Telling (in) the Half-Light: Mimetic Poetics and Juan Benet's En la penumbra
This essay examines Juan Benet's use of the metaphor of the penumbra, or half-light, in his theoretical writings on literature and in his short novel En la penumbra. Critics have written about the novel's metaliterary nature, extrapolating a theory of reading from the experience of the reader and the activities of the characters in the novel. The present essay expands on this interpretation by commenting on Benet's characterization of literature in La inspiración y el estilo and an essay from En ciernes, by examining the narrative structure, and by a close reading of what appears to be a marginal scene of telling, contar, in the novel. In addition, I explain how, in contrast to contemporary Spanish writers such as Juan Goytisolo, Rafael Sánchez Ferlosio and Carmen Martin Gaite, the theory of storytelling, for Benet, is essentially linked to knowledge, and his reliance on the metaphorics of light and shadow is herein related to philosophical tradition (Plato, Nietzsche, Hans Blumenberg) and the mimetic poetics that informs Erich Auerbach's literary history of narrative

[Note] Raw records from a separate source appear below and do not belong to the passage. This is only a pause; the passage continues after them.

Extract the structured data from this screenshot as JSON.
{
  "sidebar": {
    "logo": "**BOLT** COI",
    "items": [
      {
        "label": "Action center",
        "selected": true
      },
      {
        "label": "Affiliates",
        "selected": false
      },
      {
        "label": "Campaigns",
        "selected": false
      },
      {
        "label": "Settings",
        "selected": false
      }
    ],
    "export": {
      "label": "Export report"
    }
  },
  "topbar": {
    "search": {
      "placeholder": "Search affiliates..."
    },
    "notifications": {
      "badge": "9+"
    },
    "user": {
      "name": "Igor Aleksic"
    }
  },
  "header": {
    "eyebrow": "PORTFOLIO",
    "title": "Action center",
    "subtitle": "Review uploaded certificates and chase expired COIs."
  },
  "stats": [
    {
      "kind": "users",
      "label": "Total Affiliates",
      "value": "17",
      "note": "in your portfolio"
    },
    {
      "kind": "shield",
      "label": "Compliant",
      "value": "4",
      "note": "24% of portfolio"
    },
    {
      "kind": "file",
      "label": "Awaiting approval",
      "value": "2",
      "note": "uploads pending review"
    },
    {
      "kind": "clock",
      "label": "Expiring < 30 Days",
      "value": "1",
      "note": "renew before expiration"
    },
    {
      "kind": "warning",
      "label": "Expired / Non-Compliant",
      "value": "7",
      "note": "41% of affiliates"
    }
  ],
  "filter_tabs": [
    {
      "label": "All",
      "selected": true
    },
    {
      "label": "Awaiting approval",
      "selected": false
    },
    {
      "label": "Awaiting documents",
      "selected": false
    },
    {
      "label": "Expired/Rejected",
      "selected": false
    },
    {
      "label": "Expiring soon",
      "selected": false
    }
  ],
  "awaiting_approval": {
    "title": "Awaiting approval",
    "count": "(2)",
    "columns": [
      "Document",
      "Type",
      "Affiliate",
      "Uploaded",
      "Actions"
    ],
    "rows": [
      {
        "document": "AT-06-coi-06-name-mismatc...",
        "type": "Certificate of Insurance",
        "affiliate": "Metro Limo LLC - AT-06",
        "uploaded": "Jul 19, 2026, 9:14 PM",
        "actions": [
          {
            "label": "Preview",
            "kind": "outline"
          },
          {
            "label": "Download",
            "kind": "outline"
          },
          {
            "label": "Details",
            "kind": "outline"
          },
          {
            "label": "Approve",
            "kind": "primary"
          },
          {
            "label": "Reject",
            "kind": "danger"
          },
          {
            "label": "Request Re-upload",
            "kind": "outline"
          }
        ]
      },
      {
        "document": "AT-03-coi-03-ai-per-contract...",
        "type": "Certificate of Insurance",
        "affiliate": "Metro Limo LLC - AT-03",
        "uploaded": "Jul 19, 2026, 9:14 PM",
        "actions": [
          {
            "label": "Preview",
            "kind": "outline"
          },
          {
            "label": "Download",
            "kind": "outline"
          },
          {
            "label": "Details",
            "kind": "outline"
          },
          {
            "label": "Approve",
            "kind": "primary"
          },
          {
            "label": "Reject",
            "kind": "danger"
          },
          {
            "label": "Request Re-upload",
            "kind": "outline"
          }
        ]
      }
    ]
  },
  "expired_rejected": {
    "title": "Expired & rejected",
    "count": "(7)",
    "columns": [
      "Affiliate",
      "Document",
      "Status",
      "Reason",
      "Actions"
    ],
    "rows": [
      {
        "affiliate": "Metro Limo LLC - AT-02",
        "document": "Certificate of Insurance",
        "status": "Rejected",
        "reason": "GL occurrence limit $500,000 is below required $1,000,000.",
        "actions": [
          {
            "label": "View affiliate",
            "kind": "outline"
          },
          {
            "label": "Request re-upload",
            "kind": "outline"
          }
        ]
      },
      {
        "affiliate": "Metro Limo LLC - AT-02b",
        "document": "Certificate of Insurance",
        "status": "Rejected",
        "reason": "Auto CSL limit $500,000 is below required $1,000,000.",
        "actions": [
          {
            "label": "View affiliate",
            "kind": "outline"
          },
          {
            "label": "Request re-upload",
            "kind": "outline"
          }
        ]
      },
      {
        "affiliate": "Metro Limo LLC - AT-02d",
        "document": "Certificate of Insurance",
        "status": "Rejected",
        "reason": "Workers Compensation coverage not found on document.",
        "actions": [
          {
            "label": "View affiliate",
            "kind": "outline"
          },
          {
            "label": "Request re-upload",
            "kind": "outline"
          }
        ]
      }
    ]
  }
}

Stephen D Gingerich. (2008). Telling in the Halflight: The Mimetic Poetics and Juan Benet’s En la penumbra. Hispania, 91(3), 579-578.